What you should do -
Below are the records; how many of their lines contain "name"? Reply only with that figure.

Data excerpts -
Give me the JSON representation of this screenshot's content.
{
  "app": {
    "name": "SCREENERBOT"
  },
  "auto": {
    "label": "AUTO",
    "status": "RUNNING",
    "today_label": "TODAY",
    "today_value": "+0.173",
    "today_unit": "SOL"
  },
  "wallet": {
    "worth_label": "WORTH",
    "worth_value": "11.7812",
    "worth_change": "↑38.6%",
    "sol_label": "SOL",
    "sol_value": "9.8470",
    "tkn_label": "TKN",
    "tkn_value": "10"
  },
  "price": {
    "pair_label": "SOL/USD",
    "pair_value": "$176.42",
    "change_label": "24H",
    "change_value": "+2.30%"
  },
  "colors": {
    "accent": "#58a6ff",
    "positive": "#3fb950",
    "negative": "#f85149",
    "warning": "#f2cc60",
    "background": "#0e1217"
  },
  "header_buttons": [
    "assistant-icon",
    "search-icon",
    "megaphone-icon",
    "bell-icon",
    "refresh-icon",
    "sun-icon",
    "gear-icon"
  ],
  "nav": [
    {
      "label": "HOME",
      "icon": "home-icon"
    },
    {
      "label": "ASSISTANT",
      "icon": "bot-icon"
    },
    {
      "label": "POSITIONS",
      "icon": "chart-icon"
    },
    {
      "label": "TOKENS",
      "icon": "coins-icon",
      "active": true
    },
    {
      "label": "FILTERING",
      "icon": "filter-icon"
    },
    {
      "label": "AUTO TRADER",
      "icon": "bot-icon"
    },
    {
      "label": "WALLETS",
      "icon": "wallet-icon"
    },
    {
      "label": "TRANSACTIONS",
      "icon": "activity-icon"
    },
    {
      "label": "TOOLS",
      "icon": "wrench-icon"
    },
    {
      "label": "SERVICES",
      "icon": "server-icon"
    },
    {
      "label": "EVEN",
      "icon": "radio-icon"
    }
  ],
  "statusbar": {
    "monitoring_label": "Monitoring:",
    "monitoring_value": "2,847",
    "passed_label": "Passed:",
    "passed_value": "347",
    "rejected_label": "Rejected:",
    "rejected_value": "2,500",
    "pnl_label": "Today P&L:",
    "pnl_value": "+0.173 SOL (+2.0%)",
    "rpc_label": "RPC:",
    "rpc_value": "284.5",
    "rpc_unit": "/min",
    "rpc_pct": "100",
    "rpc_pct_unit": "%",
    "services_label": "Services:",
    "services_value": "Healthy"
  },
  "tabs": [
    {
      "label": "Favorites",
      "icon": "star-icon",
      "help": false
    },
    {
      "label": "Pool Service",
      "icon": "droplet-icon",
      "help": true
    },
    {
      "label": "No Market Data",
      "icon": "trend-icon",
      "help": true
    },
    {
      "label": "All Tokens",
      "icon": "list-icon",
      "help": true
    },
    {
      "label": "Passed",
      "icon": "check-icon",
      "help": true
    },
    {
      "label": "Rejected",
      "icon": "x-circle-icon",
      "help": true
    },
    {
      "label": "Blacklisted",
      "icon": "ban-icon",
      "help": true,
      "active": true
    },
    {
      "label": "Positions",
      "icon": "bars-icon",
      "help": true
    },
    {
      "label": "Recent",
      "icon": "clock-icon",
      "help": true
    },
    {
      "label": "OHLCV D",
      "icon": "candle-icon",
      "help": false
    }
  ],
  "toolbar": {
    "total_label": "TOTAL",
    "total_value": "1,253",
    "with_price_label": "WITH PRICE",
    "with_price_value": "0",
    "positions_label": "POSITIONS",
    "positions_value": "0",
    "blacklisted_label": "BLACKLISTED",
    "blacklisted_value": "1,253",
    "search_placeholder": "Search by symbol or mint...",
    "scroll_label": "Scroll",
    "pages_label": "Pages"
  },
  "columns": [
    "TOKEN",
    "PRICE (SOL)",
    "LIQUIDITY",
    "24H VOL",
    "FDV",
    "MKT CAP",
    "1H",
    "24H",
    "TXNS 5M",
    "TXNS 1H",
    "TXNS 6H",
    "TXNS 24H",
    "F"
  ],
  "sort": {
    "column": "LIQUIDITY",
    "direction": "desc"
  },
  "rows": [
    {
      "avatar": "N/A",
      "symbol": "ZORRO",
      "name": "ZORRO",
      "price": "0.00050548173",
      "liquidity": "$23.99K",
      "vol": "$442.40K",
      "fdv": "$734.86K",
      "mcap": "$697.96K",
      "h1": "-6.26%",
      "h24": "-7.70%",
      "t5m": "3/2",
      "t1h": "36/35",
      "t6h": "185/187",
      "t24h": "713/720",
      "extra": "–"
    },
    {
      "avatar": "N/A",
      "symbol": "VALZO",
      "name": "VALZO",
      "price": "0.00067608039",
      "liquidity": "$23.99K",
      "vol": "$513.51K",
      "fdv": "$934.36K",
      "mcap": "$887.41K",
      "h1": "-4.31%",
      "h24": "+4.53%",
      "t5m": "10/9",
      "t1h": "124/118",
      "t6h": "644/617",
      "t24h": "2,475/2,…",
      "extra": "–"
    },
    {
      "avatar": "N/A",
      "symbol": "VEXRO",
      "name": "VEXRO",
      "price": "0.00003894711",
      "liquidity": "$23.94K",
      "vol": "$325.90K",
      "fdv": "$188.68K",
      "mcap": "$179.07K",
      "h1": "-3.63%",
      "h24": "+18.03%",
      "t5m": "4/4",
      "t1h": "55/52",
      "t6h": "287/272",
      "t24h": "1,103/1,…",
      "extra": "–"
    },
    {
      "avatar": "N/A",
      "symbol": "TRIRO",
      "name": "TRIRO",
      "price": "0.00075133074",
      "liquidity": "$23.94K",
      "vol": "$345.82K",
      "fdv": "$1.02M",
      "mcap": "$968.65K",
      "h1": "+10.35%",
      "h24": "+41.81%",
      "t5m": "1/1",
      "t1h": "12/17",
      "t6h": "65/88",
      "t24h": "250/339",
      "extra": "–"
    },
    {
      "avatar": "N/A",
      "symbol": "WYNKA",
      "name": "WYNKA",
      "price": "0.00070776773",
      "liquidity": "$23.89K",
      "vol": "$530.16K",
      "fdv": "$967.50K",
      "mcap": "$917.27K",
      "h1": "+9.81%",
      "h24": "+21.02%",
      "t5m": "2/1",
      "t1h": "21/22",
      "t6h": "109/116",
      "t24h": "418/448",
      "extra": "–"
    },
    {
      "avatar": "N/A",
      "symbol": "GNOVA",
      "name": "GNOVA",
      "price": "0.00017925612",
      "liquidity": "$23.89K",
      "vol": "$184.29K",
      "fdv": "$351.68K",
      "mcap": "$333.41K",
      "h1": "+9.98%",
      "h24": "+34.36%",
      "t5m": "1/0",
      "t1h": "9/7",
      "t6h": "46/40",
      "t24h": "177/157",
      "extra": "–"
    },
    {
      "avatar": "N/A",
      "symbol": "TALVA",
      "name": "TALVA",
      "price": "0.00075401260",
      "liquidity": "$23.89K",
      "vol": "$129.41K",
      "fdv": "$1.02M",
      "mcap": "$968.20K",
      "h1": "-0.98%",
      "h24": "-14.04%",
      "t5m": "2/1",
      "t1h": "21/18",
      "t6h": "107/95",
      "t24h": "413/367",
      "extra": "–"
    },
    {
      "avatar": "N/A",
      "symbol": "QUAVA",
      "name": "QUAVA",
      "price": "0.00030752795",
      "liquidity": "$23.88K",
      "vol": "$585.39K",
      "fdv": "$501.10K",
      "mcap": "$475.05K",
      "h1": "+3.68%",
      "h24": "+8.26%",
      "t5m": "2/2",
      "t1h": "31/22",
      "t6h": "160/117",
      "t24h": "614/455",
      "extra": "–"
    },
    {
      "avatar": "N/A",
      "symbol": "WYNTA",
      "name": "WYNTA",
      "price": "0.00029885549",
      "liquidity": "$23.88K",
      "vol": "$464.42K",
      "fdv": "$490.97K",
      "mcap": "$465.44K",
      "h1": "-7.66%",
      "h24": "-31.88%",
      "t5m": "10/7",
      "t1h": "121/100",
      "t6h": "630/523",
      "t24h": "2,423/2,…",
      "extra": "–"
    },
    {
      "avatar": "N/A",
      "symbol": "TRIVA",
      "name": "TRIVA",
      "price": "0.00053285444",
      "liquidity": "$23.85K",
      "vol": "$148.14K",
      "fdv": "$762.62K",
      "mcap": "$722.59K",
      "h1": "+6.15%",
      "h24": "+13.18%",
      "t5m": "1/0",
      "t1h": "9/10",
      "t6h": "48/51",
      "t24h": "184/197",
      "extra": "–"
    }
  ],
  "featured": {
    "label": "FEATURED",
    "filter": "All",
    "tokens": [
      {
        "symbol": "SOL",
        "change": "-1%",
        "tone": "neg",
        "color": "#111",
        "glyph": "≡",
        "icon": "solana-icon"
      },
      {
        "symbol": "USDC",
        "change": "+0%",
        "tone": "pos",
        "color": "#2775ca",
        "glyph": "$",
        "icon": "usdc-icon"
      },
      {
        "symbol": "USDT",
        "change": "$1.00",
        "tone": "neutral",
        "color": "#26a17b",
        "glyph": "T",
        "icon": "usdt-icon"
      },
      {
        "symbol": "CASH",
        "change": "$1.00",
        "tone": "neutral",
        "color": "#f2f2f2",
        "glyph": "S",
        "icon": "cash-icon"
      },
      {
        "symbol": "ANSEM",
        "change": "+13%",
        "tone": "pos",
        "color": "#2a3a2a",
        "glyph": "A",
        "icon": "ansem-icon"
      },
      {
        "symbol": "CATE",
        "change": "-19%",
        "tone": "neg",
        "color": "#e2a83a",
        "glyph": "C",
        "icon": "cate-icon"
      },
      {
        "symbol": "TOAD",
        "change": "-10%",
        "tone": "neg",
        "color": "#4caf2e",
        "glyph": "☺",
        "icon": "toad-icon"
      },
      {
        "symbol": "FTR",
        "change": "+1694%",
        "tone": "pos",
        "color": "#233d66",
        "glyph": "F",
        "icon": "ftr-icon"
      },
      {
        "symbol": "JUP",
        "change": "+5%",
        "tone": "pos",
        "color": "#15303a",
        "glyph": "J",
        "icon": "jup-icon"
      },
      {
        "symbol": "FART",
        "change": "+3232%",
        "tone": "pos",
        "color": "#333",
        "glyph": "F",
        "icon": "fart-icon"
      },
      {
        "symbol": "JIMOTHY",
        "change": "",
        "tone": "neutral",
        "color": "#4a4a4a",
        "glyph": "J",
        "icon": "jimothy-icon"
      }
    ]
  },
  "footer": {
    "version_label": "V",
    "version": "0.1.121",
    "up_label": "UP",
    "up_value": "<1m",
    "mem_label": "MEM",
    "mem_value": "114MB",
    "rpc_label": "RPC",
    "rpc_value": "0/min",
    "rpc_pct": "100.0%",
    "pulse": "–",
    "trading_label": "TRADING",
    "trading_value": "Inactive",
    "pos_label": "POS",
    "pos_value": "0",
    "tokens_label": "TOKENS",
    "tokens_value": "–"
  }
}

Result -
11